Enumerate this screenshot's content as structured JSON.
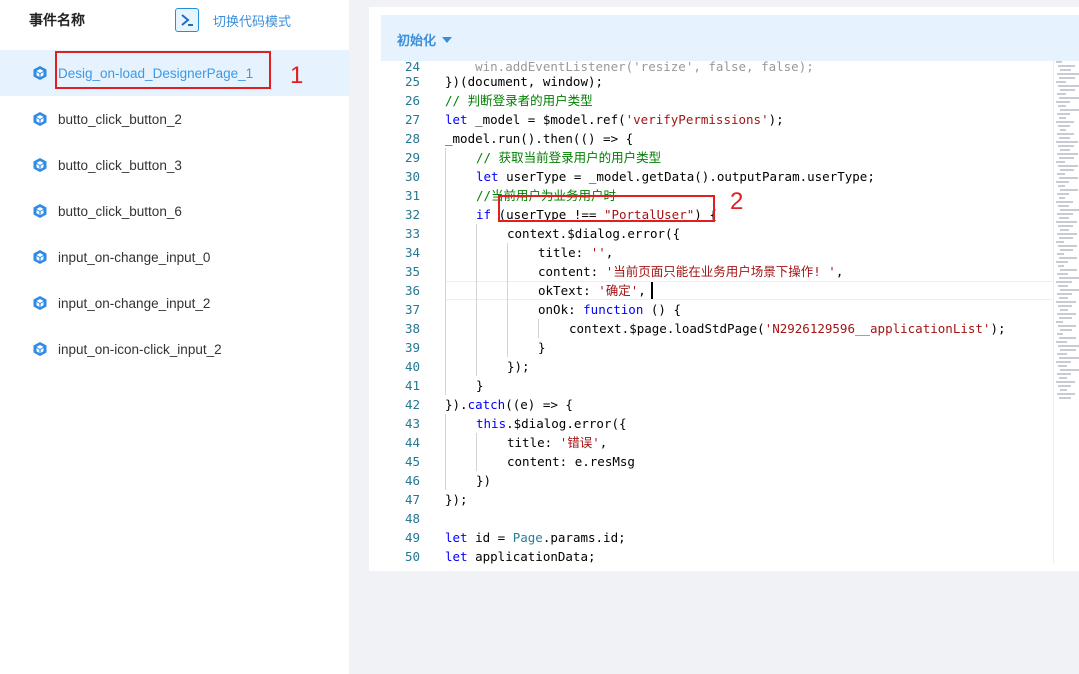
{
  "sidebar": {
    "title": "事件名称",
    "code_mode_label": "切换代码模式",
    "items": [
      {
        "label": "Desig_on-load_DesignerPage_1",
        "active": true
      },
      {
        "label": "butto_click_button_2",
        "active": false
      },
      {
        "label": "butto_click_button_3",
        "active": false
      },
      {
        "label": "butto_click_button_6",
        "active": false
      },
      {
        "label": "input_on-change_input_0",
        "active": false
      },
      {
        "label": "input_on-change_input_2",
        "active": false
      },
      {
        "label": "input_on-icon-click_input_2",
        "active": false
      }
    ]
  },
  "annotations": {
    "one": "1",
    "two": "2"
  },
  "editor": {
    "dropdown_label": "初始化",
    "lines": [
      {
        "n": "25",
        "i": 0,
        "segs": [
          [
            "t",
            "})(document, window);"
          ]
        ]
      },
      {
        "n": "26",
        "i": 0,
        "segs": [
          [
            "cm",
            "// 判断登录者的用户类型"
          ]
        ]
      },
      {
        "n": "27",
        "i": 0,
        "segs": [
          [
            "kw",
            "let"
          ],
          [
            "t",
            " _model = $model.ref("
          ],
          [
            "str",
            "'verifyPermissions'"
          ],
          [
            "t",
            ");"
          ]
        ]
      },
      {
        "n": "28",
        "i": 0,
        "segs": [
          [
            "t",
            "_model.run().then(() => {"
          ]
        ]
      },
      {
        "n": "29",
        "i": 1,
        "segs": [
          [
            "cm",
            "// 获取当前登录用户的用户类型"
          ]
        ]
      },
      {
        "n": "30",
        "i": 1,
        "segs": [
          [
            "kw",
            "let"
          ],
          [
            "t",
            " userType = _model.getData().outputParam.userType;"
          ]
        ]
      },
      {
        "n": "31",
        "i": 1,
        "segs": [
          [
            "cm",
            "//当前用户为业务用户时"
          ]
        ]
      },
      {
        "n": "32",
        "i": 1,
        "segs": [
          [
            "kw",
            "if"
          ],
          [
            "t",
            " (userType !== "
          ],
          [
            "str",
            "\"PortalUser\""
          ],
          [
            "t",
            ") {"
          ]
        ]
      },
      {
        "n": "33",
        "i": 2,
        "segs": [
          [
            "t",
            "context.$dialog.error({"
          ]
        ]
      },
      {
        "n": "34",
        "i": 3,
        "segs": [
          [
            "t",
            "title: "
          ],
          [
            "str",
            "''"
          ],
          [
            "t",
            ","
          ]
        ]
      },
      {
        "n": "35",
        "i": 3,
        "segs": [
          [
            "t",
            "content: "
          ],
          [
            "str",
            "'当前页面只能在业务用户场景下操作! '"
          ],
          [
            "t",
            ","
          ]
        ]
      },
      {
        "n": "36",
        "i": 3,
        "segs": [
          [
            "t",
            "okText: "
          ],
          [
            "str",
            "'确定'"
          ],
          [
            "t",
            ","
          ]
        ]
      },
      {
        "n": "37",
        "i": 3,
        "segs": [
          [
            "t",
            "onOk: "
          ],
          [
            "kw",
            "function"
          ],
          [
            "t",
            " () {"
          ]
        ]
      },
      {
        "n": "38",
        "i": 4,
        "segs": [
          [
            "t",
            "context.$page.loadStdPage("
          ],
          [
            "str",
            "'N2926129596__applicationList'"
          ],
          [
            "t",
            ");"
          ]
        ]
      },
      {
        "n": "39",
        "i": 3,
        "segs": [
          [
            "t",
            "}"
          ]
        ]
      },
      {
        "n": "40",
        "i": 2,
        "segs": [
          [
            "t",
            "});"
          ]
        ]
      },
      {
        "n": "41",
        "i": 1,
        "segs": [
          [
            "t",
            "}"
          ]
        ]
      },
      {
        "n": "42",
        "i": 0,
        "segs": [
          [
            "t",
            "})."
          ],
          [
            "kw",
            "catch"
          ],
          [
            "t",
            "((e) => {"
          ]
        ]
      },
      {
        "n": "43",
        "i": 1,
        "segs": [
          [
            "kw",
            "this"
          ],
          [
            "t",
            ".$dialog.error({"
          ]
        ]
      },
      {
        "n": "44",
        "i": 2,
        "segs": [
          [
            "t",
            "title: "
          ],
          [
            "str",
            "'错误'"
          ],
          [
            "t",
            ","
          ]
        ]
      },
      {
        "n": "45",
        "i": 2,
        "segs": [
          [
            "t",
            "content: e.resMsg"
          ]
        ]
      },
      {
        "n": "46",
        "i": 1,
        "segs": [
          [
            "t",
            "})"
          ]
        ]
      },
      {
        "n": "47",
        "i": 0,
        "segs": [
          [
            "t",
            "});"
          ]
        ]
      },
      {
        "n": "48",
        "i": 0,
        "segs": []
      },
      {
        "n": "49",
        "i": 0,
        "segs": [
          [
            "kw",
            "let"
          ],
          [
            "t",
            " id = "
          ],
          [
            "cls",
            "Page"
          ],
          [
            "t",
            ".params.id;"
          ]
        ]
      },
      {
        "n": "50",
        "i": 0,
        "segs": [
          [
            "kw",
            "let"
          ],
          [
            "t",
            " applicationData;"
          ]
        ]
      }
    ]
  }
}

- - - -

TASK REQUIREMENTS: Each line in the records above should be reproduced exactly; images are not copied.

RESULT FOR THIS EXERCISE:
Enumerate this screenshot's content as structured JSON.
{
  "sidebar": {
    "title": "事件名称",
    "code_mode_label": "切换代码模式",
    "items": [
      {
        "label": "Desig_on-load_DesignerPage_1",
        "active": true
      },
      {
        "label": "butto_click_button_2",
        "active": false
      },
      {
        "label": "butto_click_button_3",
        "active": false
      },
      {
        "label": "butto_click_button_6",
        "active": false
      },
      {
        "label": "input_on-change_input_0",
        "active": false
      },
      {
        "label": "input_on-change_input_2",
        "active": false
      },
      {
        "label": "input_on-icon-click_input_2",
        "active": false
      }
    ]
  },
  "annotations": {
    "one": "1",
    "two": "2"
  },
  "editor": {
    "dropdown_label": "初始化",
    "lines": [
      {
        "n": "25",
        "i": 0,
        "segs": [
          [
            "t",
            "})(document, window);"
          ]
        ]
      },
      {
        "n": "26",
        "i": 0,
        "segs": [
          [
            "cm",
            "// 判断登录者的用户类型"
          ]
        ]
      },
      {
        "n": "27",
        "i": 0,
        "segs": [
          [
            "kw",
            "let"
          ],
          [
            "t",
            " _model = $model.ref("
          ],
          [
            "str",
            "'verifyPermissions'"
          ],
          [
            "t",
            ");"
          ]
        ]
      },
      {
        "n": "28",
        "i": 0,
        "segs": [
          [
            "t",
            "_model.run().then(() => {"
          ]
        ]
      },
      {
        "n": "29",
        "i": 1,
        "segs": [
          [
            "cm",
            "// 获取当前登录用户的用户类型"
          ]
        ]
      },
      {
        "n": "30",
        "i": 1,
        "segs": [
          [
            "kw",
            "let"
          ],
          [
            "t",
            " userType = _model.getData().outputParam.userType;"
          ]
        ]
      },
      {
        "n": "31",
        "i": 1,
        "segs": [
          [
            "cm",
            "//当前用户为业务用户时"
          ]
        ]
      },
      {
        "n": "32",
        "i": 1,
        "segs": [
          [
            "kw",
            "if"
          ],
          [
            "t",
            " (userType !== "
          ],
          [
            "str",
            "\"PortalUser\""
          ],
          [
            "t",
            ") {"
          ]
        ]
      },
      {
        "n": "33",
        "i": 2,
        "segs": [
          [
            "t",
            "context.$dialog.error({"
          ]
        ]
      },
      {
        "n": "34",
        "i": 3,
        "segs": [
          [
            "t",
            "title: "
          ],
          [
            "str",
            "''"
          ],
          [
            "t",
            ","
          ]
        ]
      },
      {
        "n": "35",
        "i": 3,
        "segs": [
          [
            "t",
            "content: "
          ],
          [
            "str",
            "'当前页面只能在业务用户场景下操作! '"
          ],
          [
            "t",
            ","
          ]
        ]
      },
      {
        "n": "36",
        "i": 3,
        "segs": [
          [
            "t",
            "okText: "
          ],
          [
            "str",
            "'确定'"
          ],
          [
            "t",
            ","
          ]
        ]
      },
      {
        "n": "37",
        "i": 3,
        "segs": [
          [
            "t",
            "onOk: "
          ],
          [
            "kw",
            "function"
          ],
          [
            "t",
            " () {"
          ]
        ]
      },
      {
        "n": "38",
        "i": 4,
        "segs": [
          [
            "t",
            "context.$page.loadStdPage("
          ],
          [
            "str",
            "'N2926129596__applicationList'"
          ],
          [
            "t",
            ");"
          ]
        ]
      },
      {
        "n": "39",
        "i": 3,
        "segs": [
          [
            "t",
            "}"
          ]
        ]
      },
      {
        "n": "40",
        "i": 2,
        "segs": [
          [
            "t",
            "});"
          ]
        ]
      },
      {
        "n": "41",
        "i": 1,
        "segs": [
          [
            "t",
            "}"
          ]
        ]
      },
      {
        "n": "42",
        "i": 0,
        "segs": [
          [
            "t",
            "})."
          ],
          [
            "kw",
            "catch"
          ],
          [
            "t",
            "((e) => {"
          ]
        ]
      },
      {
        "n": "43",
        "i": 1,
        "segs": [
          [
            "kw",
            "this"
          ],
          [
            "t",
            ".$dialog.error({"
          ]
        ]
      },
      {
        "n": "44",
        "i": 2,
        "segs": [
          [
            "t",
            "title: "
          ],
          [
            "str",
            "'错误'"
          ],
          [
            "t",
            ","
          ]
        ]
      },
      {
        "n": "45",
        "i": 2,
        "segs": [
          [
            "t",
            "content: e.resMsg"
          ]
        ]
      },
      {
        "n": "46",
        "i": 1,
        "segs": [
          [
            "t",
            "})"
          ]
        ]
      },
      {
        "n": "47",
        "i": 0,
        "segs": [
          [
            "t",
            "});"
          ]
        ]
      },
      {
        "n": "48",
        "i": 0,
        "segs": []
      },
      {
        "n": "49",
        "i": 0,
        "segs": [
          [
            "kw",
            "let"
          ],
          [
            "t",
            " id = "
          ],
          [
            "cls",
            "Page"
          ],
          [
            "t",
            ".params.id;"
          ]
        ]
      },
      {
        "n": "50",
        "i": 0,
        "segs": [
          [
            "kw",
            "let"
          ],
          [
            "t",
            " applicationData;"
          ]
        ]
      }
    ]
  }
}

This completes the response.